Task directions:
Give every entry again, word for word.

-----

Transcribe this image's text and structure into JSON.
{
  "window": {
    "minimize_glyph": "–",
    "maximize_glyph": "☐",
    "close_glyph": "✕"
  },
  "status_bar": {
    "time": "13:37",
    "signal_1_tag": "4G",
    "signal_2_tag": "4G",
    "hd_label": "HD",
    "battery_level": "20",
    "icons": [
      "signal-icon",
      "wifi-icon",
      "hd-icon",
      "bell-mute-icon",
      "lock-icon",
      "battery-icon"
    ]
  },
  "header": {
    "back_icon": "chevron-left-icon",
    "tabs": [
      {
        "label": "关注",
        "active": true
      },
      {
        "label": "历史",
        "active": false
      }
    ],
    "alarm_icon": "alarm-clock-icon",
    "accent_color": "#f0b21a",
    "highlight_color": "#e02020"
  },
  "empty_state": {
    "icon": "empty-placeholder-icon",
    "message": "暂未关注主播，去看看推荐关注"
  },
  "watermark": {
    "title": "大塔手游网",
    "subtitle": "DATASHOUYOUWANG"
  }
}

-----

Written solution:
Transcribe this image's text and structure into JSON.
{
  "window": {
    "minimize_glyph": "–",
    "maximize_glyph": "☐",
    "close_glyph": "✕"
  },
  "status_bar": {
    "time": "13:37",
    "signal_1_tag": "4G",
    "signal_2_tag": "4G",
    "hd_label": "HD",
    "battery_level": "20",
    "icons": [
      "signal-icon",
      "wifi-icon",
      "hd-icon",
      "bell-mute-icon",
      "lock-icon",
      "battery-icon"
    ]
  },
  "header": {
    "back_icon": "chevron-left-icon",
    "tabs": [
      {
        "label": "关注",
        "active": true
      },
      {
        "label": "历史",
        "active": false
      }
    ],
    "alarm_icon": "alarm-clock-icon",
    "accent_color": "#f0b21a",
    "highlight_color": "#e02020"
  },
  "empty_state": {
    "icon": "empty-placeholder-icon",
    "message": "暂未关注主播，去看看推荐关注"
  },
  "watermark": {
    "title": "大塔手游网",
    "subtitle": "DATASHOUYOUWANG"
  }
}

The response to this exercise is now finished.